- EXERCISE: In how many lines of the data does the word "title" appear? Give the number by itself.

++++ DATA PROVIDED

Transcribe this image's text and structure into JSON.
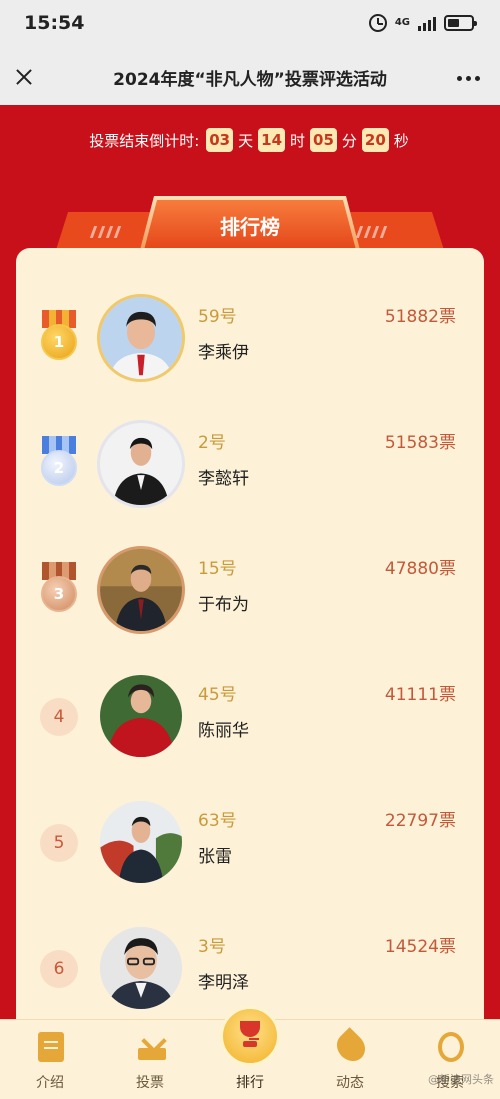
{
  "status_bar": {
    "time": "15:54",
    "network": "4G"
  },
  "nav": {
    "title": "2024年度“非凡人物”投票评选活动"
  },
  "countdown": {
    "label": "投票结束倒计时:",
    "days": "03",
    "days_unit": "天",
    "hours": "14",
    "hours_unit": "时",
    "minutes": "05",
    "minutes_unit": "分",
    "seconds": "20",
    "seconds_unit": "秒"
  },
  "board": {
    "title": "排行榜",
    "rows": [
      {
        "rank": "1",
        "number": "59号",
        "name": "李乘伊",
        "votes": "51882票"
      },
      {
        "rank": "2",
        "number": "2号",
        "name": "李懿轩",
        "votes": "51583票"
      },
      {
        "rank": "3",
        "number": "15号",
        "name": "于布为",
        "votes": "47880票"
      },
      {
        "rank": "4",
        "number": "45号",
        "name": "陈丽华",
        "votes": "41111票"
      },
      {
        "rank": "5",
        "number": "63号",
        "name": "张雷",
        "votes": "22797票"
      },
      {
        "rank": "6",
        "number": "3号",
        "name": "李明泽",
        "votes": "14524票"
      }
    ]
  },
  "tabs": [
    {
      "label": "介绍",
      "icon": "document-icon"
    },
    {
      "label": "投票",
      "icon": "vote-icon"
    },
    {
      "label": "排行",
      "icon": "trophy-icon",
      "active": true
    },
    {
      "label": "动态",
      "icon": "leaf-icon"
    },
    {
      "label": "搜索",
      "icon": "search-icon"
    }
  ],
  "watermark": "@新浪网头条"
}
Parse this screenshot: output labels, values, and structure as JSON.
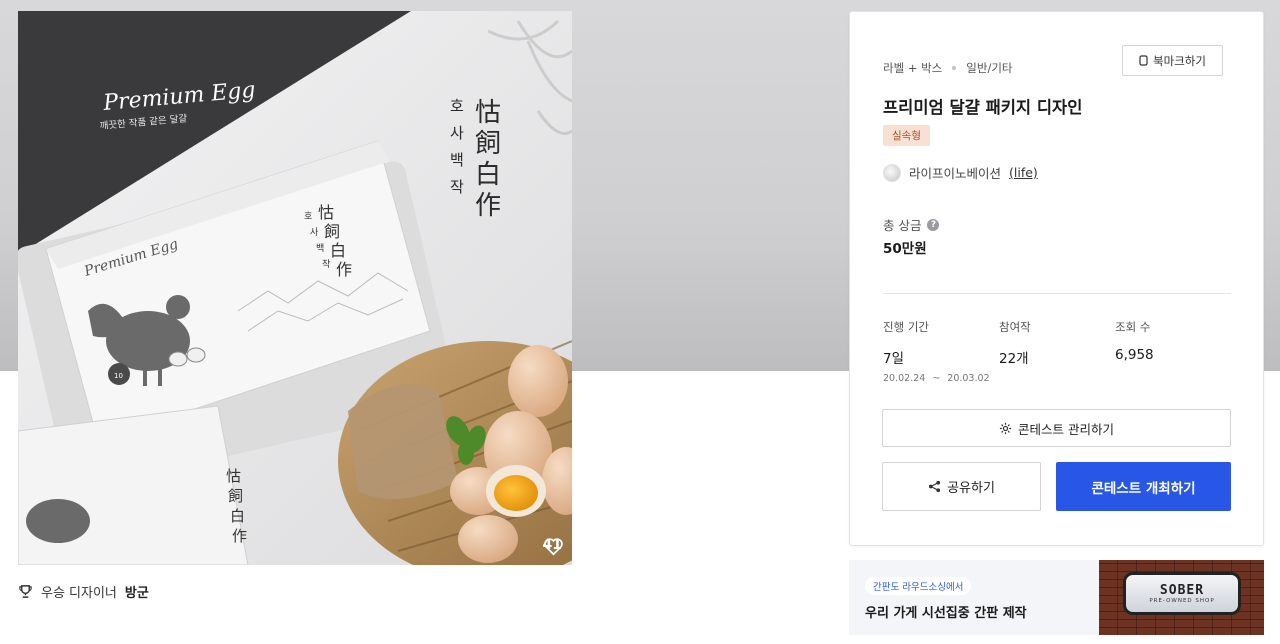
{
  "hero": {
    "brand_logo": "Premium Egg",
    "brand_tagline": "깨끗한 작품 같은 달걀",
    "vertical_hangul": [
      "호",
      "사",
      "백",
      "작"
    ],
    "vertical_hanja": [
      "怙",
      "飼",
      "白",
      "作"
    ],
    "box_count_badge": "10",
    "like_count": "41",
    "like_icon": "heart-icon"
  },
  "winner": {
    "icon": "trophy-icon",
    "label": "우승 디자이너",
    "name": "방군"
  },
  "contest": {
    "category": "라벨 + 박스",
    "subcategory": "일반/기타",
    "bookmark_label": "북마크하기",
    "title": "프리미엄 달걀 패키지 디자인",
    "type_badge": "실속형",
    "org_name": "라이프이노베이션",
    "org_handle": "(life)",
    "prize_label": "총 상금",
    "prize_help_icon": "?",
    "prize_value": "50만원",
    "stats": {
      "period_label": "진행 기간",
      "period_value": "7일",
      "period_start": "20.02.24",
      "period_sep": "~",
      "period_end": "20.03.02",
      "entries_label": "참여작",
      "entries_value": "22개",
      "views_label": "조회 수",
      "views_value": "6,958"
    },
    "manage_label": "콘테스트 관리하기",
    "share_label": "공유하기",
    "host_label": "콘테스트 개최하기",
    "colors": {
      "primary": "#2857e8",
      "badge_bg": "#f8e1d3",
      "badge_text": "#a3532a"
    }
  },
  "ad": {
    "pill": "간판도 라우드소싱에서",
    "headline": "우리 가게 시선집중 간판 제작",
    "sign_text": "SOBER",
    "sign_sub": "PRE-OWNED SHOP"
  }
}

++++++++

- WORKED SOLUTION: 3